After a little research I discovered their identity: Robyn and Amy Clayton.  As it turns out, the Clayton sisters are known around Gloucester as “The Crazy Hat Ladies of Fiesta.” Their outlandish hats have become an integral part of St. Peter’s Fiesta.  I wrote them a letter back in December and soon after had an invitation to come meet with them in Gloucester to learn all about their hats.

What started as a backyard party 18 years ago has grown into a highly anticipated display of creativity.  It’s just around this time of year that Robyn and Amy begin working on their Fiesta hats. Made from scratch, each hat replicates in miniature key elements of Fiesta:  local churches, temporary altars, the St. Peter statue, the greasy pole competition, Gloucester’s fishing fleet, concession stands, and carnival rides.

A couple of weeks ago, I found myself sitting at the kitchen table in Robyn Clayton’s home. Spread out on nearly every available surface were hats from previous years and supplies for creating this year’s hats including large light slabs of foam core, pipe cleaners, glue, popsicle sticks, paint, Sculpey clay, Legos, and  HO-scale model railroad figures.

Robyn modeled last year’s hat for me. “My friends joke that when I put this hat on, I’m going to need some kind of out riggers because they think it’s so heavy, but it really isn’t heavy. It’s just a little awkward if it’s really windy out.” Not to be missed is Robyn’s replica of herself on her hat, wearing her signature hat, standing in front of the working Ferris wheel.

Though they create new hats with a new theme each year, some things stay the same.  Amy’s hats always include the greasy pole and Robyn’s always feature the altar. All the references are local. Robyn points out a perennial figure, “This guy here is always on my hat. He’s Ambie, the sausage man. He’s also my UPS man. It looks just like him.  Made him out of some Legos, some Sculpey clay, and the left over umbrella from a Mai-Ti.”

Robyn describes the early days of Fiesta, “Way back when, when there was a huge fishing fleet, this was a huge celebration. The carnival wasn’t involved.  This was about people dressing their houses. They would put their old quilts out the window.  Fiesta has been going on for a long time. Same thing for the greasy pole competition. What they did was, they just paraded St. Peter up and down. It was about the feast.  It was about praying for people’s families and the safety of their men. . . St. Peter has been put around different areas. He used to sit in the old grocery store windows. As the fishermen would go out to their boats, as they went by St. Peter, they would pray to him. Just keep us safe. Bring us back home.”
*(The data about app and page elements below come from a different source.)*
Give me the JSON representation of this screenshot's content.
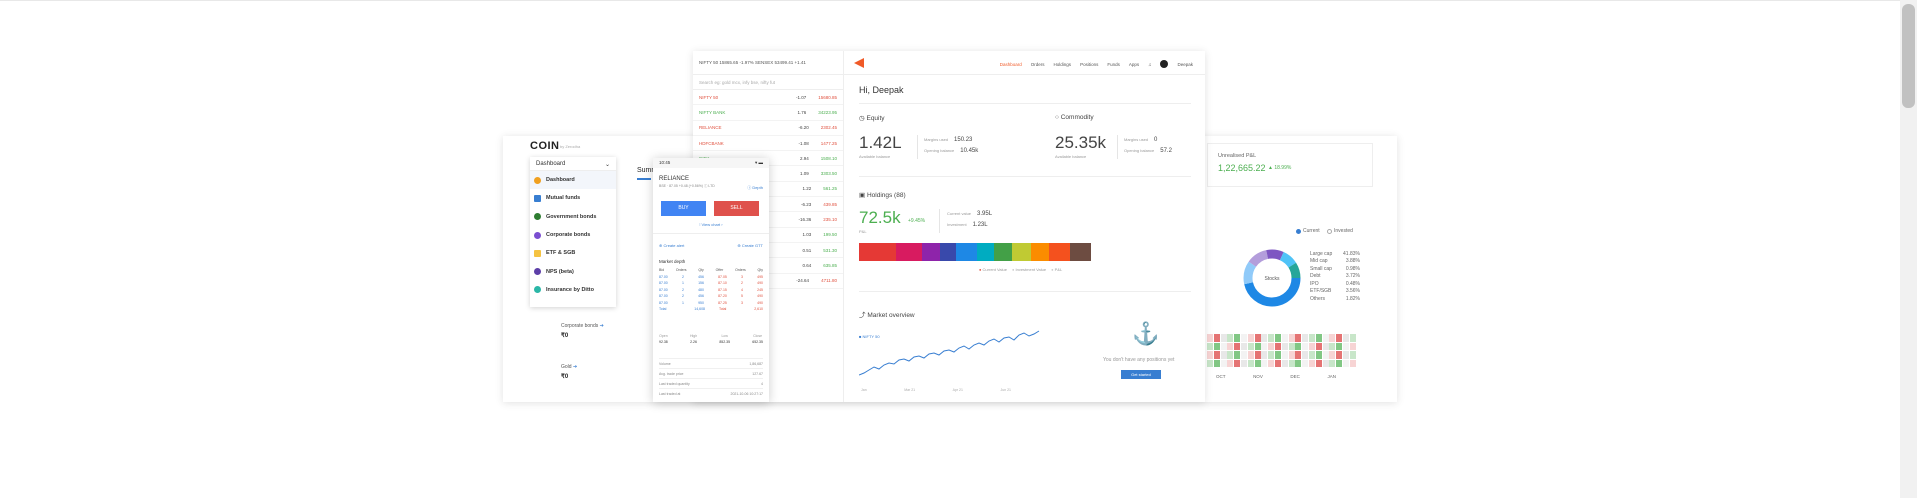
{
  "coin": {
    "logo": "COIN",
    "logo_sub": "by Zerodha",
    "dropdown_label": "Dashboard",
    "menu": [
      {
        "label": "Dashboard",
        "icon": "dashboard-icon",
        "color": "#f0a020"
      },
      {
        "label": "Mutual funds",
        "icon": "bank-icon",
        "color": "#387ed1"
      },
      {
        "label": "Government bonds",
        "icon": "shield-icon",
        "color": "#2e7d32"
      },
      {
        "label": "Corporate bonds",
        "icon": "badge-icon",
        "color": "#7b4fd1"
      },
      {
        "label": "ETF & SGB",
        "icon": "gold-icon",
        "color": "#f5c342"
      },
      {
        "label": "NPS (beta)",
        "icon": "umbrella-icon",
        "color": "#5d3fa8"
      },
      {
        "label": "Insurance by Ditto",
        "icon": "ditto-icon",
        "color": "#2bb7a7"
      }
    ],
    "tab": "Summ",
    "corporate_bonds": {
      "label": "Corporate bonds",
      "value": "₹0"
    },
    "gold": {
      "label": "Gold",
      "value": "₹0"
    },
    "unrealised_label": "Unrealised P&L",
    "unrealised_value": "1,22,665.22",
    "unrealised_pct": "▲ 18.99%",
    "legend_current": "Current",
    "legend_invested": "Invested",
    "donut_center": "Stocks",
    "donut_legend": [
      "Large cap",
      "Mid cap",
      "Small cap",
      "Debt",
      "IPO",
      "ETF/SGB",
      "Others"
    ],
    "donut_pct": [
      "41.83%",
      "3.88%",
      "0.98%",
      "3.72%",
      "0.48%",
      "3.56%",
      "1.82%"
    ],
    "heat_months": [
      "OCT",
      "NOV",
      "DEC",
      "JAN"
    ]
  },
  "kite": {
    "indices": "NIFTY 50  15865.65  -1.97%     SENSEX  53499.41  +1.41",
    "search_placeholder": "Search eg: gold mcx, infy bse, nifty fut",
    "watchlist": [
      {
        "sym": "NIFTY 50",
        "chg": "-1.07",
        "ltp": "15680.85",
        "up": false
      },
      {
        "sym": "NIFTY BANK",
        "chg": "1.76",
        "ltp": "34223.95",
        "up": true
      },
      {
        "sym": "RELIANCE",
        "chg": "-6.20",
        "ltp": "2302.45",
        "up": false
      },
      {
        "sym": "HDFCBANK",
        "chg": "-1.08",
        "ltp": "1477.25",
        "up": false
      },
      {
        "sym": "INFY",
        "chg": "2.94",
        "ltp": "1508.10",
        "up": true
      },
      {
        "sym": "TCS",
        "chg": "1.09",
        "ltp": "3303.50",
        "up": true
      },
      {
        "sym": "ICICIBANK",
        "chg": "1.22",
        "ltp": "561.25",
        "up": true
      },
      {
        "sym": "SBIN",
        "chg": "-6.23",
        "ltp": "439.85",
        "up": false
      },
      {
        "sym": "TATAMOTORS",
        "chg": "-16.36",
        "ltp": "235.10",
        "up": false
      },
      {
        "sym": "ITC",
        "chg": "1.03",
        "ltp": "199.50",
        "up": true
      },
      {
        "sym": "WIPRO",
        "chg": "0.51",
        "ltp": "531.30",
        "up": true
      },
      {
        "sym": "AXISBANK",
        "chg": "0.64",
        "ltp": "635.85",
        "up": true
      },
      {
        "sym": "GOLD",
        "chg": "-24.64",
        "ltp": "4711.80",
        "up": false
      }
    ],
    "nav": [
      "Dashboard",
      "Orders",
      "Holdings",
      "Positions",
      "Funds",
      "Apps"
    ],
    "user": "Deepak",
    "greeting": "Hi, Deepak",
    "equity": {
      "title": "Equity",
      "value": "1.42L",
      "sub": "Available balance",
      "margins_label": "Margins used",
      "margins": "150.23",
      "opening_label": "Opening balance",
      "opening": "10.45k"
    },
    "commodity": {
      "title": "Commodity",
      "value": "25.35k",
      "sub": "Available balance",
      "margins_label": "Margins used",
      "margins": "0",
      "opening_label": "Opening balance",
      "opening": "57.2"
    },
    "holdings": {
      "title": "Holdings (88)",
      "value": "72.5k",
      "pct": "+9.45%",
      "sub": "P&L",
      "current_label": "Current value",
      "current": "3.95L",
      "invest_label": "Investment",
      "invest": "1.23L",
      "legend": [
        "Current Value",
        "Investment Value",
        "P&L"
      ],
      "bar_colors": [
        "#e53935",
        "#d81b60",
        "#8e24aa",
        "#3949ab",
        "#1e88e5",
        "#00acc1",
        "#43a047",
        "#c0ca33",
        "#fb8c00",
        "#f4511e",
        "#6d4c41"
      ]
    },
    "market": {
      "title": "Market overview",
      "series": "NIFTY 50",
      "x_ticks": [
        "Jan",
        "Mar 21",
        "Apr 21",
        "Jun 21"
      ]
    },
    "positions": {
      "empty": "You don't have any positions yet",
      "button": "Get started"
    }
  },
  "phone": {
    "time": "10:45",
    "title": "RELIANCE",
    "sub": "BSE  · 87.05 +0.48 (+0.56%)  ⓘ  LTD",
    "depth_link": "Depth",
    "buy": "BUY",
    "sell": "SELL",
    "view_chart": "View chart",
    "create_alert": "Create alert",
    "create_gtt": "Create GTT",
    "depth_title": "Market depth",
    "depth_head": [
      "Bid",
      "Orders",
      "Qty",
      "Offer",
      "Orders",
      "Qty"
    ],
    "depth_rows": [
      [
        "87.00",
        "2",
        "456",
        "87.05",
        "3",
        "495"
      ],
      [
        "87.00",
        "1",
        "156",
        "87.10",
        "2",
        "490"
      ],
      [
        "87.00",
        "2",
        "480",
        "87.15",
        "4",
        "245"
      ],
      [
        "87.00",
        "2",
        "456",
        "87.20",
        "5",
        "490"
      ],
      [
        "87.00",
        "1",
        "950",
        "87.25",
        "3",
        "490"
      ]
    ],
    "depth_total": [
      "Total",
      "",
      "14,608",
      "Total",
      "",
      "2,610"
    ],
    "stats": [
      {
        "label": "Open",
        "value": "92.38"
      },
      {
        "label": "High",
        "value": "2.26"
      },
      {
        "label": "Low",
        "value": "852.35"
      },
      {
        "label": "Close",
        "value": "652.35"
      }
    ],
    "kv": [
      {
        "k": "Volume",
        "v": "1,86,687"
      },
      {
        "k": "Avg. trade price",
        "v": "127.67"
      },
      {
        "k": "Last traded quantity",
        "v": "4"
      },
      {
        "k": "Last traded at",
        "v": "2021-10-06 10:27:17"
      }
    ]
  }
}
The original life-size statue of St. Peter, which was brought over from Italy in 1927, remains the centerpiece of what has become a five-day celebration. Recently, Robyn was inspired to make her own statue of St. Peter. During the year, the statue of St. Peter is kept at the Saint Peter’s Club on Rogers Street; Robyn’s Saint Peter hibernates in her cellar.


I wonder aloud what the older, Italian generation of Fiesta think of this relatively new addition to their festival. “The old Italian women absolutely love these hats,” Robyn says. “The Fiesta committee [which is made up of mostly men], they recognize us as the crazy fiesta hat girls. Here we come. By no means are we mocking the Fiesta; we love this tradition.”

The Clayton sisters are elated to be coming to the Lowell Folk Festival this July, where  they will join a variety of other hat and shoe makers in the folk craft area. They plan on bringing plenty of hats, some handouts,  pictures of Fiesta over the years, and a huge cut-out of St. Peter for photo-taking opportunities. Their enthusiasm for hat making will be matched by their pride in representing Gloucester and St. Peter’s Fiesta. We’re honored to have them.